Anyway I've been listening to the album all week in the car in the house in the gym on my iPhone almost everywhere and it's simply remarkable as it displays a maturity and direction way beyond her years. I have been waiting for this album all year and boy was it worth the wait I'm not sure my vocabulary can describe it fully so how about beautiful stunning well crafted creative top drawer perfection and I've been buying music for over 30 years or more. This is a SOUL album that will warm the heart of even a tatted up black metal fan.
There are no bad tracks on this album no fillers to spoil it and I'd love to have listened to the tracks she left out. My favourite track is without a doubt 'Shoulder to Shoulder' when I bought the piano acoustic version from iTunes it sent a shudder down my spine as the words were so powerful and the intensity of her singing had me connecting with her immediately. That's what I mean when I say 'I get Rebecca' it's because she connects with the listener in a special way like Dionne Warwick and Aretha used to do in the 60' & 70's. Also she co-wrote all the songs and therefore they are all personal to her which I can feel when listening to the album.
Mr Bright Eyes - is pure magic love the production from those Xenomania guys.Read more ›
Its been a long time coming, but well worth the wait. Credit to her for taking the decision to co-write her songs - it would have been so easy to sing others' songs, or do covers. Am so glad she didn't.
This album is pretty wonderful.
I feel like I have to start with the most interesting song first - Fighting Suspicions.

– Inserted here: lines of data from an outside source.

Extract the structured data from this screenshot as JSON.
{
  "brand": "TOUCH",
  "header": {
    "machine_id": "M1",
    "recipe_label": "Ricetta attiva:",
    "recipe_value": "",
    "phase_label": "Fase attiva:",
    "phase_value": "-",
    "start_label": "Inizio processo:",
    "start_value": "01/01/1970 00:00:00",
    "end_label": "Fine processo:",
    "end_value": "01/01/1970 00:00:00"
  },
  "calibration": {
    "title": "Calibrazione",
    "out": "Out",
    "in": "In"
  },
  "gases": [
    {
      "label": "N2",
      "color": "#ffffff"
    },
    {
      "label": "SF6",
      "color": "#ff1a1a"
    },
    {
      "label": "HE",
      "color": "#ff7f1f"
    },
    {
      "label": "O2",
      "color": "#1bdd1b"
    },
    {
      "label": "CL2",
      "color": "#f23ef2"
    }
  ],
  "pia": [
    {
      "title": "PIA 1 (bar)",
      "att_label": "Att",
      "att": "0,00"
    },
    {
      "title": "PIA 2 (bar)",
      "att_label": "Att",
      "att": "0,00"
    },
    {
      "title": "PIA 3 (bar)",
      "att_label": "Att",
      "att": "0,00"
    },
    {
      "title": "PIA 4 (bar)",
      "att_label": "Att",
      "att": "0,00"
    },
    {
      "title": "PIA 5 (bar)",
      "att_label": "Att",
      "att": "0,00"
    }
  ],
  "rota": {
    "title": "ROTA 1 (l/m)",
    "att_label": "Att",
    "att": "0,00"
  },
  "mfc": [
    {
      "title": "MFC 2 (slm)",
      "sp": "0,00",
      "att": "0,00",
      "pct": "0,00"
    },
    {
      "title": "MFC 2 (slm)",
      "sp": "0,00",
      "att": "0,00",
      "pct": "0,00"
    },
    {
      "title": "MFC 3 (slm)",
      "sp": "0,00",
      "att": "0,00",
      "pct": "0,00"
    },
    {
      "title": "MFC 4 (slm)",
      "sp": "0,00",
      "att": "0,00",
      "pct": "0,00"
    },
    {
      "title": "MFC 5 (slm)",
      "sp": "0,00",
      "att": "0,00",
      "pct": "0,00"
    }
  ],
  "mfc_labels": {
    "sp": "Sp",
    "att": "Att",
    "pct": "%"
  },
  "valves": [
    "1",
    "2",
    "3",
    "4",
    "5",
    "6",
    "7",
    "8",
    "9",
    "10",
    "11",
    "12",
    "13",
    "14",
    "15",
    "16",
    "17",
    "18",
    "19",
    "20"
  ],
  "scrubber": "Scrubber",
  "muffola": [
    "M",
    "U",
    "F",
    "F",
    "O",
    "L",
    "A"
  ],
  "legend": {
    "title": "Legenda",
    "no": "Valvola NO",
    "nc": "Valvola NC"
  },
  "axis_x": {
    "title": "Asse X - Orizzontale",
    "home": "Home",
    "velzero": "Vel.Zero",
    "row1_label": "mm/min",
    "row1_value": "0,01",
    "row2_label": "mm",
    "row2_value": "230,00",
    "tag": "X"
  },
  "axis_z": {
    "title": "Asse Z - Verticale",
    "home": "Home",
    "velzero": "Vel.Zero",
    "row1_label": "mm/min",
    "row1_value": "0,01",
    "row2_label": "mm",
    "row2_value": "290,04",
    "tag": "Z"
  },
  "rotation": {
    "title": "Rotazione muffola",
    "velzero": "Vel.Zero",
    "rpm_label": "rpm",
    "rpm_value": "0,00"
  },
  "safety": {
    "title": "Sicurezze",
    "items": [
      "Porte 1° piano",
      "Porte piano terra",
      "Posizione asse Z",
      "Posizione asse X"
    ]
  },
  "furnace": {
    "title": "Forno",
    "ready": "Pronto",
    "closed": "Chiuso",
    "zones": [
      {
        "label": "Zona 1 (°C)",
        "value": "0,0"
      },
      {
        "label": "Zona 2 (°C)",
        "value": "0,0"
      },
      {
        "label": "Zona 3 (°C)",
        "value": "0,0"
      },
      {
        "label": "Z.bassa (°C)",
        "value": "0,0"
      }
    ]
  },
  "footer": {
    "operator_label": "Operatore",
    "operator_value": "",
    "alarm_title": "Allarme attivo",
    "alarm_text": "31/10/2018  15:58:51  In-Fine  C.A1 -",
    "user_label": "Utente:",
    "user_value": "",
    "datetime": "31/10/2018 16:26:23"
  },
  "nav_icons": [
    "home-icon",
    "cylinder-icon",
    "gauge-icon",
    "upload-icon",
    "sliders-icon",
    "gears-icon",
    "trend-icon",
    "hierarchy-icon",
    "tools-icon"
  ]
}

I wrote down everything I liked about while it was playing and it is the biggest mish mash of styles I've ever heard in one song. But it works. Right, so it starts all jazz/film noir-esque with the bass and piano etc, and you can actually pretty much picture a smoky Manhattan speakeasy. But then this 90s r'n'b beat kicks in along with some James Bond strings, which shouldn't work after the intro, but does. The first proper verse sounds a lot like The Fugee's version of Killing Me Softly, which I don't know was intentional. Oh yeah, then the bridge verges on reggae, which is BIZARRE (but again, sounds fine). The chorus is total James Bond with the swooping strings and stuff. From there it just kinda blends together and sounds really cool, even if it features the most awkward 'putting-it-in-because-it-rhymes-and-makes-sense-contextually lyric of 'Fighting suspicions, ladies intuitions.' Ehhhh. I've got no problem with the first bit, but the 'ladies intuitions' is so awkward I physically cringe every time I hear it. But other than that, fantastic song!
The rest of the album is good too, I'll get to that now, I just couldn't stop writing about that song.
Okay so Nothing's Real But Love is good on the album, but I kinda feel it loses a certain something as opposed to the acoustic version I heard a while ago, which pretty much blew me away. Great track, though.
Glitter and Gold is total Adele, isn't it? I really like it, but I can see why people would make the comparison. Kinda seems more a warning to herself than someone else though, as I've read by another reviewer.Read more ›